* _What you need to do_
Extract every record, keeping each one exactly as it is.

[Collection entries]
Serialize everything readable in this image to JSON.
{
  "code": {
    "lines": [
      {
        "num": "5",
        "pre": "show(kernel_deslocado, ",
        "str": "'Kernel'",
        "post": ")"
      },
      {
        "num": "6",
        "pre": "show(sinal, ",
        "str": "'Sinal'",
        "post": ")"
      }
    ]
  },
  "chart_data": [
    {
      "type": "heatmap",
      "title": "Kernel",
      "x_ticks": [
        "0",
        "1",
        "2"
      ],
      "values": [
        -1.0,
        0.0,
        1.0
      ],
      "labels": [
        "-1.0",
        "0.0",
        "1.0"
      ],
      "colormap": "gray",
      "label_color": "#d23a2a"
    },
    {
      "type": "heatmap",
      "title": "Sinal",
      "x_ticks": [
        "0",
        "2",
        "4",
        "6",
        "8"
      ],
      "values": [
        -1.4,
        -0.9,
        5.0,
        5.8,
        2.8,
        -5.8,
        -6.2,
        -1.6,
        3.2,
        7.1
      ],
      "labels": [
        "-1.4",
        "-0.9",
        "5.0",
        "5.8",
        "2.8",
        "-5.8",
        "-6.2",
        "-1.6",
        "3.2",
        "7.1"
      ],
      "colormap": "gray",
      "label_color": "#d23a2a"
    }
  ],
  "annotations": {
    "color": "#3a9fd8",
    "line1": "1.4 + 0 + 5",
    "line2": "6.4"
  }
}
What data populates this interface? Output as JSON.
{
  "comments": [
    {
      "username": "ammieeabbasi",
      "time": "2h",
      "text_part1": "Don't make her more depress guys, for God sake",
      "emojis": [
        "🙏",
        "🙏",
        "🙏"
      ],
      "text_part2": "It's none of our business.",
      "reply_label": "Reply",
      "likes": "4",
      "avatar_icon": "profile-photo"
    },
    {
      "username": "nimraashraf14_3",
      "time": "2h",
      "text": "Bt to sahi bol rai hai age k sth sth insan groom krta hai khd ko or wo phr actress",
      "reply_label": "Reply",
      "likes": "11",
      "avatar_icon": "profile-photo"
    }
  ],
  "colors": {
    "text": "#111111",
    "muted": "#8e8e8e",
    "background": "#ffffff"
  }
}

* _Finished exercise_
Serialize everything readable in this image to JSON.
{
  "code": {
    "lines": [
      {
        "num": "5",
        "pre": "show(kernel_deslocado, ",
        "str": "'Kernel'",
        "post": ")"
      },
      {
        "num": "6",
        "pre": "show(sinal, ",
        "str": "'Sinal'",
        "post": ")"
      }
    ]
  },
  "chart_data": [
    {
      "type": "heatmap",
      "title": "Kernel",
      "x_ticks": [
        "0",
        "1",
        "2"
      ],
      "values": [
        -1.0,
        0.0,
        1.0
      ],
      "labels": [
        "-1.0",
        "0.0",
        "1.0"
      ],
      "colormap": "gray",
      "label_color": "#d23a2a"
    },
    {
      "type": "heatmap",
      "title": "Sinal",
      "x_ticks": [
        "0",
        "2",
        "4",
        "6",
        "8"
      ],
      "values": [
        -1.4,
        -0.9,
        5.0,
        5.8,
        2.8,
        -5.8,
        -6.2,
        -1.6,
        3.2,
        7.1
      ],
      "labels": [
        "-1.4",
        "-0.9",
        "5.0",
        "5.8",
        "2.8",
        "-5.8",
        "-6.2",
        "-1.6",
        "3.2",
        "7.1"
      ],
      "colormap": "gray",
      "label_color": "#d23a2a"
    }
  ],
  "annotations": {
    "color": "#3a9fd8",
    "line1": "1.4 + 0 + 5",
    "line2": "6.4"
  }
}
What data populates this interface? Output as JSON.
{
  "comments": [
    {
      "username": "ammieeabbasi",
      "time": "2h",
      "text_part1": "Don't make her more depress guys, for God sake",
      "emojis": [
        "🙏",
        "🙏",
        "🙏"
      ],
      "text_part2": "It's none of our business.",
      "reply_label": "Reply",
      "likes": "4",
      "avatar_icon": "profile-photo"
    },
    {
      "username": "nimraashraf14_3",
      "time": "2h",
      "text": "Bt to sahi bol rai hai age k sth sth insan groom krta hai khd ko or wo phr actress",
      "reply_label": "Reply",
      "likes": "11",
      "avatar_icon": "profile-photo"
    }
  ],
  "colors": {
    "text": "#111111",
    "muted": "#8e8e8e",
    "background": "#ffffff"
  }
}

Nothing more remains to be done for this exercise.